Mega-deals in Healthcare Acquisitions Heat Up
Sparks are flying in healthcare acquisitions with the recent announcement of the CVS-Omnicare deal. What's in store for global M&A?
27 May 2015
Sparks are flying in healthcare acquisitions with the recent announcement of the CVS-Omnicare deal.
CVS plans to acquire Omnicare for about $12.7 billion, including debt, nearly a 20x multiple on Omnicare’s EBITDA, according to The New York Times DealBook.
This is a shrewd deal on the part of CVS, and investors should be pleased. The purchase of Omnicare, which distributes drugs to nursing homes and assisted living communities, opens a new market for CVS which has been heating up as the baby-boomer population ages. It’s easy to see mega-deals like this one and draw a conclusion that the larger market is heating up, but that doesn’t seem to be the case. A more macro view of the healthcare M&A market will show that this deal is just business as usual. In the United States particularly, there has been a continuing high level of M&A activity which seems set to sustain itself.
Paying a premium for acquisitions in the healthcare sector is not uncommon. For deals in this industry, it’s all about size and bargaining power to improve negotiating positions with drug developers and pharmacies. The CVS-Omnicare deal is just one example of a healthcare mega-deal. Similarly, a few months ago, Rite Aid acquired EnvisionRX from TPG Capital for $2 billion, the UnitedHealth Group Inc. acquired Catamaran Corp. for $12.8 billion, and Alexion Pharmaceuticals Inc. acquired Synageva BioPharma for $8.4 billion.
Based on Dealogic data, the global value of healthcare M&A transactions is up 77% from 2014, totaling $265 billion in value, says the Wall Street Journal.
More Deals on the Horizon?

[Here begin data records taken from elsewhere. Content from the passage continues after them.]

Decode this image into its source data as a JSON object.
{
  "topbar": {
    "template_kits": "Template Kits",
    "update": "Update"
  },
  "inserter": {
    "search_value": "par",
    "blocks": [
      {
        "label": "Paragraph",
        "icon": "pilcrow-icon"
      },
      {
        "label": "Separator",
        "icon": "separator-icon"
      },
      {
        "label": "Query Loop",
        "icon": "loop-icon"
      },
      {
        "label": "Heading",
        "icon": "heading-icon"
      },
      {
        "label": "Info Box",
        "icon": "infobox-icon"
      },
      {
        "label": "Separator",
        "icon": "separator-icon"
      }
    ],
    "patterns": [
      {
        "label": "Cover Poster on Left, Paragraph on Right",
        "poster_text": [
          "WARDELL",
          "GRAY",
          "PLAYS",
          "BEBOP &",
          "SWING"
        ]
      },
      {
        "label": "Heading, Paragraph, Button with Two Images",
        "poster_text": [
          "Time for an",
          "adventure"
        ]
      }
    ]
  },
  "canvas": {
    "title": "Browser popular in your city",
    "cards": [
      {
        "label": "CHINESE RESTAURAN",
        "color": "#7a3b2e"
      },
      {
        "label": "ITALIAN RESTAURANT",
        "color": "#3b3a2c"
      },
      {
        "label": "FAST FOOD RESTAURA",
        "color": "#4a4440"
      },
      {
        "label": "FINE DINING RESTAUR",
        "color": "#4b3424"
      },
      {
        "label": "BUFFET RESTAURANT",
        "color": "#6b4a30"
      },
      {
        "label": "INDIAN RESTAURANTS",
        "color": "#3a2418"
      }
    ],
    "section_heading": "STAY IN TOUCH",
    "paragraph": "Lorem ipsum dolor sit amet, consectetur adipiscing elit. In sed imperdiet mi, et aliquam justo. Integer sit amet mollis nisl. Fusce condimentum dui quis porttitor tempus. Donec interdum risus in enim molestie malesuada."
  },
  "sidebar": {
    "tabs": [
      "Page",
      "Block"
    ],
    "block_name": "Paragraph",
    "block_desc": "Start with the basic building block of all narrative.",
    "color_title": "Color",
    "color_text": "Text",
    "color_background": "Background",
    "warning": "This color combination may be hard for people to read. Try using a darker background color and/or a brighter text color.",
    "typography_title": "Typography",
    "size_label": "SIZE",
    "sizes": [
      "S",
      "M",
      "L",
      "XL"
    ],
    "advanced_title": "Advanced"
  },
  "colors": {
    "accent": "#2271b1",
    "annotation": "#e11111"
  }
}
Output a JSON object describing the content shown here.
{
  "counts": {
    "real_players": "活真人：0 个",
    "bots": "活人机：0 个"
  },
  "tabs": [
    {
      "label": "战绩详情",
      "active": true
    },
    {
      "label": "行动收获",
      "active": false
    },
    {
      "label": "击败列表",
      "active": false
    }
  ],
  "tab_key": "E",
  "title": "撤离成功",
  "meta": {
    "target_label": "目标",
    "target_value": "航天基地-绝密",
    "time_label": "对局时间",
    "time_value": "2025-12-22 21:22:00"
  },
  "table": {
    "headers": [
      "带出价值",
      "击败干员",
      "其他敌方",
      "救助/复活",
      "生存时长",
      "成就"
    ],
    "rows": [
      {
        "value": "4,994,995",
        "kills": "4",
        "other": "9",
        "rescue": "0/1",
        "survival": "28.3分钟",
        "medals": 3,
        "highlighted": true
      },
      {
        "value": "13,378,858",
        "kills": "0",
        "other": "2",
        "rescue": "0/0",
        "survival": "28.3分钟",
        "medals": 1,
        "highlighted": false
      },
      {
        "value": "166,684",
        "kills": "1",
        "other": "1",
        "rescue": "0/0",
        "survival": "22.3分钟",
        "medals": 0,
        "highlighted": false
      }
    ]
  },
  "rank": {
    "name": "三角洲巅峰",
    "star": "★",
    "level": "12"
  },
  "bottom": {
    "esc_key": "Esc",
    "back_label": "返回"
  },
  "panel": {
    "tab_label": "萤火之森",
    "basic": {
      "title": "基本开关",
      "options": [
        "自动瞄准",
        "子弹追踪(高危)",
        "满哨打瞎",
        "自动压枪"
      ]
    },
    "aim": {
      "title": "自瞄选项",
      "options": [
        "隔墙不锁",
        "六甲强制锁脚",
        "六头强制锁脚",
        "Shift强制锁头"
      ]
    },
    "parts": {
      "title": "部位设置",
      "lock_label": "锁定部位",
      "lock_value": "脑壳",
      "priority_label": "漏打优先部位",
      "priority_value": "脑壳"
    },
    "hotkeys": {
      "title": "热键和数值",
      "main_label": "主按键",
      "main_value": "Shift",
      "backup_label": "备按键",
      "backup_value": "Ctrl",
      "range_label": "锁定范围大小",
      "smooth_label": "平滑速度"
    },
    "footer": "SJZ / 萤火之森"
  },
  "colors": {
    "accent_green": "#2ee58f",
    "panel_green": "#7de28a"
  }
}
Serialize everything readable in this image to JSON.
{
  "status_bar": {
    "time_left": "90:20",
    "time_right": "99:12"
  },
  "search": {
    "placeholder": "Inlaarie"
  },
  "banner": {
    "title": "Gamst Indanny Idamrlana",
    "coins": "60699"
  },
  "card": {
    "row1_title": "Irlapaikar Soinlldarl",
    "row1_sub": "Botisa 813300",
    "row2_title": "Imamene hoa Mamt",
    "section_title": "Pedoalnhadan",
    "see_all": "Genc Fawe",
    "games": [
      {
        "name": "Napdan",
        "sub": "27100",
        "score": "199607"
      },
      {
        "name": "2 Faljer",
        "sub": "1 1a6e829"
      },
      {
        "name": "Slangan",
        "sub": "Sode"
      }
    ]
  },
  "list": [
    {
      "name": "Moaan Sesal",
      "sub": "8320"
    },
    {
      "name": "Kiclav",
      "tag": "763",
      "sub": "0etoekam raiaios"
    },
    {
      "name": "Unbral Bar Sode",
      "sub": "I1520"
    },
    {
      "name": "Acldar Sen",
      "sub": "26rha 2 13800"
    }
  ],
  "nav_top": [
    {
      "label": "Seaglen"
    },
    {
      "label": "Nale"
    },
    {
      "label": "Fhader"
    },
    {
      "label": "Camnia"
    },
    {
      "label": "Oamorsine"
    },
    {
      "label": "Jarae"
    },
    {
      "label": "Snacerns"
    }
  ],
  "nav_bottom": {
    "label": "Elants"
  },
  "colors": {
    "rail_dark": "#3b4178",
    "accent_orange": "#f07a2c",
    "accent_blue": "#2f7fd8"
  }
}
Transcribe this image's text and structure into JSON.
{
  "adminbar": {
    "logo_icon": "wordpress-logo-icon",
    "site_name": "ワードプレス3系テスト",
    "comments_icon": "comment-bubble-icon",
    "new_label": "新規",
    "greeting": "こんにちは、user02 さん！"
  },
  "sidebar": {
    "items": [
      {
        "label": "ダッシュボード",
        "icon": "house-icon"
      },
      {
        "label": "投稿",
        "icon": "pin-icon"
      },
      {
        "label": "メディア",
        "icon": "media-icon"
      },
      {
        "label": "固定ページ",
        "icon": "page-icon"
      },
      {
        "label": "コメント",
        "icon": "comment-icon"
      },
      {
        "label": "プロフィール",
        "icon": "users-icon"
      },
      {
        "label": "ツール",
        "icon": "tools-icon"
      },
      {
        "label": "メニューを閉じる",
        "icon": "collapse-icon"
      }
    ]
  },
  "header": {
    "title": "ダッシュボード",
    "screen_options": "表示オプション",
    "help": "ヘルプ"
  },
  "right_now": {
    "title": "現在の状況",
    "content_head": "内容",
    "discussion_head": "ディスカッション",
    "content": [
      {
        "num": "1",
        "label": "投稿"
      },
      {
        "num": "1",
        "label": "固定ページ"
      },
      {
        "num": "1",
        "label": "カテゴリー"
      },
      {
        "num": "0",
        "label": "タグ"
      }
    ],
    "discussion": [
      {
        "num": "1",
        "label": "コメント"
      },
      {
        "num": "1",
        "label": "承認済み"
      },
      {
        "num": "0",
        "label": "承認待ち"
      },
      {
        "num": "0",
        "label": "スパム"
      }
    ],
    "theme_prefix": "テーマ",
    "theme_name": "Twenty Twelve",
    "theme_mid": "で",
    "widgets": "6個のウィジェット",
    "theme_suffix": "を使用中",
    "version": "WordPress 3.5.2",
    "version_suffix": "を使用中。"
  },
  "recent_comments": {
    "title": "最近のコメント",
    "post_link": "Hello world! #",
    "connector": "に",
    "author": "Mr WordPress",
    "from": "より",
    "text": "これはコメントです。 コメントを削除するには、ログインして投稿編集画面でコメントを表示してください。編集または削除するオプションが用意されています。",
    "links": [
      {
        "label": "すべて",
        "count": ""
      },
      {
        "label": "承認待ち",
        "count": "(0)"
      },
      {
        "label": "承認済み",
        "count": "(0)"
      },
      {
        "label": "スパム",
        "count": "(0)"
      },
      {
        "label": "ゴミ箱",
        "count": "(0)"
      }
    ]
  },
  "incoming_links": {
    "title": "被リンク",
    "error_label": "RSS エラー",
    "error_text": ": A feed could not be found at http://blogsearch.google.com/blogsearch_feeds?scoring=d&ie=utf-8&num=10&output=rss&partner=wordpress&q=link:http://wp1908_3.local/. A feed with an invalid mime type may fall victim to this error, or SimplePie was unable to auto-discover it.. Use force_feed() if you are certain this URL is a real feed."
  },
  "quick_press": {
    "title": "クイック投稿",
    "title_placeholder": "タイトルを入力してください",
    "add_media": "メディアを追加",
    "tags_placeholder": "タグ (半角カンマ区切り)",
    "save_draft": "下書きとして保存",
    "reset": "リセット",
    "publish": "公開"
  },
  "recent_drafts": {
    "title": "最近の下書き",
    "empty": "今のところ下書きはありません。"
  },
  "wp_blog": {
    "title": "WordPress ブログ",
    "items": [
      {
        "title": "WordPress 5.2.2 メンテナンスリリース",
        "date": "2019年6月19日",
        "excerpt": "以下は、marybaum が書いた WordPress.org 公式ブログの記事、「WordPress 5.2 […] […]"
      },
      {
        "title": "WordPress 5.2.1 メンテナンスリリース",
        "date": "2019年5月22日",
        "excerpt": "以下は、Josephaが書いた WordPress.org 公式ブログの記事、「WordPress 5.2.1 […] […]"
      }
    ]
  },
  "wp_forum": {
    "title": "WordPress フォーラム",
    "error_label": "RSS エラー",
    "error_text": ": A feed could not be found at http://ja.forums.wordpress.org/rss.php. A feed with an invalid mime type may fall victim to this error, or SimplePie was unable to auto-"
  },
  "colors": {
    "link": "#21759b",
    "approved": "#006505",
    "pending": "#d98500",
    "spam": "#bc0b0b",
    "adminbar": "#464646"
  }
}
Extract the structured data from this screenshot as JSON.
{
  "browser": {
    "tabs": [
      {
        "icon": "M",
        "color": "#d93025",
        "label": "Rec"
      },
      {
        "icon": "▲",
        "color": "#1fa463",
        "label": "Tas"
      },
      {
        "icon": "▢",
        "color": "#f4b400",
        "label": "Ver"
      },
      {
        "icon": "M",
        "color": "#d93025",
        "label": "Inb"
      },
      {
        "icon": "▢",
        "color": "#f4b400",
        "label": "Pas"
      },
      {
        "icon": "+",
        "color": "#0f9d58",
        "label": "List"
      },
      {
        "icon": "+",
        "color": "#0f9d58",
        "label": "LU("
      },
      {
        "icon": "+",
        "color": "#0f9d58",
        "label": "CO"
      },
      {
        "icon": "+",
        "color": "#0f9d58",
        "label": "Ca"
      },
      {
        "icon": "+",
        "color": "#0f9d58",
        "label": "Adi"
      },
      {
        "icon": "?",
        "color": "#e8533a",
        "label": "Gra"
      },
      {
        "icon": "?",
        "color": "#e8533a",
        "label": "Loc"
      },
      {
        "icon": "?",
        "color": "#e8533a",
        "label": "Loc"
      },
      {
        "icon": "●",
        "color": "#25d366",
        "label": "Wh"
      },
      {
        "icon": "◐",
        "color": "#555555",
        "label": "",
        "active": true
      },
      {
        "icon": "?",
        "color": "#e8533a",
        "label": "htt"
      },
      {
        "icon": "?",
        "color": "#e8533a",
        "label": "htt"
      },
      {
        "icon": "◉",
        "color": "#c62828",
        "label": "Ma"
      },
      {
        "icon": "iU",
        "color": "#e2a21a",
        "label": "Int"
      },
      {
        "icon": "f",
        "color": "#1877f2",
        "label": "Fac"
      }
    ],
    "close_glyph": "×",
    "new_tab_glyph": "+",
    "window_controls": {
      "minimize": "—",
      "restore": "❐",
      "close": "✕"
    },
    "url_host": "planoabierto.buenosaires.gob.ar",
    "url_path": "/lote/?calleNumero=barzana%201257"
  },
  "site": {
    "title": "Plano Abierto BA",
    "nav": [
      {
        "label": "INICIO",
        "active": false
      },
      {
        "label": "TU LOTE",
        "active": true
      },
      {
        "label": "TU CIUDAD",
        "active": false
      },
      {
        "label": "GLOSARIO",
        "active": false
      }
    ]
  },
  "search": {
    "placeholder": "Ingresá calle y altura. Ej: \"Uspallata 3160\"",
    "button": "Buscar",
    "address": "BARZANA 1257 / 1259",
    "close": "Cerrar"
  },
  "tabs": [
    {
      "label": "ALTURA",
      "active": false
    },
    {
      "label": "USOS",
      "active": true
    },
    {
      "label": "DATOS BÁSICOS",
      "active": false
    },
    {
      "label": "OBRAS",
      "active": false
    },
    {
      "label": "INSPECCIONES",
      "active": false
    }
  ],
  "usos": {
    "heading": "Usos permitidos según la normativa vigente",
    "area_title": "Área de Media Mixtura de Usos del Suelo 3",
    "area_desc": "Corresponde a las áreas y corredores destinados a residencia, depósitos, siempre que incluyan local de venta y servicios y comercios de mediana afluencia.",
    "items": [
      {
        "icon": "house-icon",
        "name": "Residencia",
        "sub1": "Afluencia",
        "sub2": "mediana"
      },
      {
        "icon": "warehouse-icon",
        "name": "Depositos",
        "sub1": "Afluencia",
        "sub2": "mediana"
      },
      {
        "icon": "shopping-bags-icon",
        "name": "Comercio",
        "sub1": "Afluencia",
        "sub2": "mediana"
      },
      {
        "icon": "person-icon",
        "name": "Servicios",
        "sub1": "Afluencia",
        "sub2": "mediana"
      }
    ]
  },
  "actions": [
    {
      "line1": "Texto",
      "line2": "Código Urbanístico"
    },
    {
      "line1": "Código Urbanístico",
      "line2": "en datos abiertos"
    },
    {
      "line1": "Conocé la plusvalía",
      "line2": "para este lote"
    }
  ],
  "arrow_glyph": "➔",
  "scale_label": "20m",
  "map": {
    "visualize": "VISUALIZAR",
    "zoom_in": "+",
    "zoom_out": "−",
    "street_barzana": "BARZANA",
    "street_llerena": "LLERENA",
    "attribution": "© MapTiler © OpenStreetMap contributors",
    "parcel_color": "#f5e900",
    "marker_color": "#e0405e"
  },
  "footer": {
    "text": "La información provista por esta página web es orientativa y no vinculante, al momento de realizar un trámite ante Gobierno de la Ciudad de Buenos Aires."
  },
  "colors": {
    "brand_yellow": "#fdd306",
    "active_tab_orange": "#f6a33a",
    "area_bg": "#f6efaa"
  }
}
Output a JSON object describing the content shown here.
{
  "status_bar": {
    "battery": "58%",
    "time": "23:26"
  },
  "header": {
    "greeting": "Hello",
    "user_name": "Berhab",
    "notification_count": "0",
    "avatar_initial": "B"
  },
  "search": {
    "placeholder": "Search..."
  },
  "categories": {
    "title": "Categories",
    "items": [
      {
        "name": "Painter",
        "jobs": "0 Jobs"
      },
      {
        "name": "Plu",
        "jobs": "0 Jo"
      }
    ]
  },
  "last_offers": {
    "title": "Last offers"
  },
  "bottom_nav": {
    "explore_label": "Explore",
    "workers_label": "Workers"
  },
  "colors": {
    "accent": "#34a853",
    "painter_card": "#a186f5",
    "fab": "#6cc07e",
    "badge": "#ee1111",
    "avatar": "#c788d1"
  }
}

Data from the latest Intralinks® Deal Flow Predictor (DFP), our unique leading indicator of global early-stage M&A activity on average six months away from their public announcement, predicts that global announced M&A deals will increase by 1% in the first 9 months of 2015, with a range of -1% to 3%. Looking at healthcare specifically, Israel offers a good case study. Ilan Paz, Managing Director at Barclays Israel, said that in the Israeli M&A market — which primarily involves international deals from inbound buyers looking to acquire Israeli targets — healthcare and technology deals gain the most international interest. According to Mr. Paz, about 70% of the acquisitions made in Israel have been from these two sectors historically.
Thus far, the announced deals in Q1 2015 have set positive expectations for dealmakers and it’s expected we’ll continue to see healthy levels (albeit at a lower rate of growth) of M&A in terms of volume through Q3 2015.